## [Task objective]
Reproduce every record exactly as it appears, but not the pictures.

[Entries from a dataset of interfaces]
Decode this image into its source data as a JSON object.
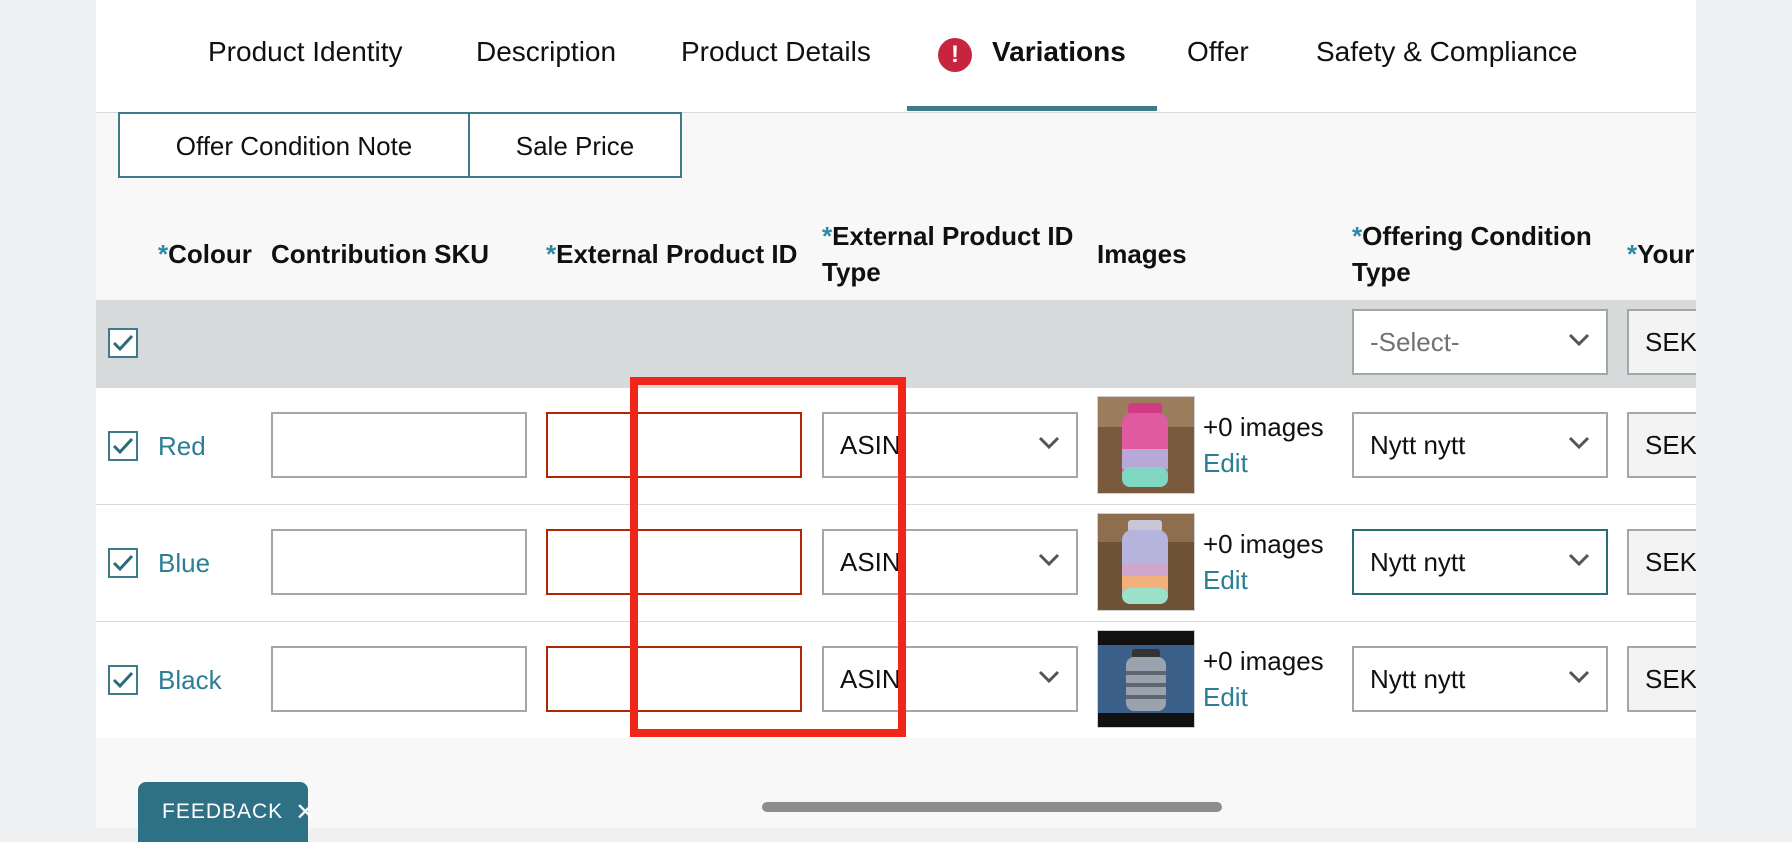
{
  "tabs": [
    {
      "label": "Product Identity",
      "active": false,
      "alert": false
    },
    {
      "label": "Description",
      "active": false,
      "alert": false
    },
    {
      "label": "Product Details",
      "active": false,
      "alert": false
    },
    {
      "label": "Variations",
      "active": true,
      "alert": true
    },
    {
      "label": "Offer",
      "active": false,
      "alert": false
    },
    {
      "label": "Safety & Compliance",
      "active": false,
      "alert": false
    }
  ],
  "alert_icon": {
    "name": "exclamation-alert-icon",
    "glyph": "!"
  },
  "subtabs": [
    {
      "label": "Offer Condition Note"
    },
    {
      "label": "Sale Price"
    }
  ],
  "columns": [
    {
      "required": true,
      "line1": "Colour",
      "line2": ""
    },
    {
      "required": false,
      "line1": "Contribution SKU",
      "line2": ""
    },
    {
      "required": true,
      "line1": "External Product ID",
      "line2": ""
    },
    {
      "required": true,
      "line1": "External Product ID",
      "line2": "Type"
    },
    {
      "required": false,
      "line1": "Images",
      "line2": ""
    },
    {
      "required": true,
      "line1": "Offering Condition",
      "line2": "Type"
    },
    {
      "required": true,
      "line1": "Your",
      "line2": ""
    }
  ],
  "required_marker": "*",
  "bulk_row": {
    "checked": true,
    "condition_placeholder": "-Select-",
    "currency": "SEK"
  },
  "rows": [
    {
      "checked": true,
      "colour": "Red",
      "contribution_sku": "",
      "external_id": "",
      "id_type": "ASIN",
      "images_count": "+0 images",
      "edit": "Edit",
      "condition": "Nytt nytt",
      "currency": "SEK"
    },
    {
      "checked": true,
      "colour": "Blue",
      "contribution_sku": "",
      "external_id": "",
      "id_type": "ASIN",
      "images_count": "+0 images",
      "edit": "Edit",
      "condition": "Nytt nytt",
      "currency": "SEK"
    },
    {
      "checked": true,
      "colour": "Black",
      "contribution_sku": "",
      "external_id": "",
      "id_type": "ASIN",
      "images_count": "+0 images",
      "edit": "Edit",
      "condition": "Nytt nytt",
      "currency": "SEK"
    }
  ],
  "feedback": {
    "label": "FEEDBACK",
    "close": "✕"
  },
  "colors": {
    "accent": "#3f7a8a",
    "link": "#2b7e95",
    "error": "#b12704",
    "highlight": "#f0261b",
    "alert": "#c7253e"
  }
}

## [Solution to the exercise]
Decode this image into its source data as a JSON object.
{
  "tabs": [
    {
      "label": "Product Identity",
      "active": false,
      "alert": false
    },
    {
      "label": "Description",
      "active": false,
      "alert": false
    },
    {
      "label": "Product Details",
      "active": false,
      "alert": false
    },
    {
      "label": "Variations",
      "active": true,
      "alert": true
    },
    {
      "label": "Offer",
      "active": false,
      "alert": false
    },
    {
      "label": "Safety & Compliance",
      "active": false,
      "alert": false
    }
  ],
  "alert_icon": {
    "name": "exclamation-alert-icon",
    "glyph": "!"
  },
  "subtabs": [
    {
      "label": "Offer Condition Note"
    },
    {
      "label": "Sale Price"
    }
  ],
  "columns": [
    {
      "required": true,
      "line1": "Colour",
      "line2": ""
    },
    {
      "required": false,
      "line1": "Contribution SKU",
      "line2": ""
    },
    {
      "required": true,
      "line1": "External Product ID",
      "line2": ""
    },
    {
      "required": true,
      "line1": "External Product ID",
      "line2": "Type"
    },
    {
      "required": false,
      "line1": "Images",
      "line2": ""
    },
    {
      "required": true,
      "line1": "Offering Condition",
      "line2": "Type"
    },
    {
      "required": true,
      "line1": "Your",
      "line2": ""
    }
  ],
  "required_marker": "*",
  "bulk_row": {
    "checked": true,
    "condition_placeholder": "-Select-",
    "currency": "SEK"
  },
  "rows": [
    {
      "checked": true,
      "colour": "Red",
      "contribution_sku": "",
      "external_id": "",
      "id_type": "ASIN",
      "images_count": "+0 images",
      "edit": "Edit",
      "condition": "Nytt nytt",
      "currency": "SEK"
    },
    {
      "checked": true,
      "colour": "Blue",
      "contribution_sku": "",
      "external_id": "",
      "id_type": "ASIN",
      "images_count": "+0 images",
      "edit": "Edit",
      "condition": "Nytt nytt",
      "currency": "SEK"
    },
    {
      "checked": true,
      "colour": "Black",
      "contribution_sku": "",
      "external_id": "",
      "id_type": "ASIN",
      "images_count": "+0 images",
      "edit": "Edit",
      "condition": "Nytt nytt",
      "currency": "SEK"
    }
  ],
  "feedback": {
    "label": "FEEDBACK",
    "close": "✕"
  },
  "colors": {
    "accent": "#3f7a8a",
    "link": "#2b7e95",
    "error": "#b12704",
    "highlight": "#f0261b",
    "alert": "#c7253e"
  }
}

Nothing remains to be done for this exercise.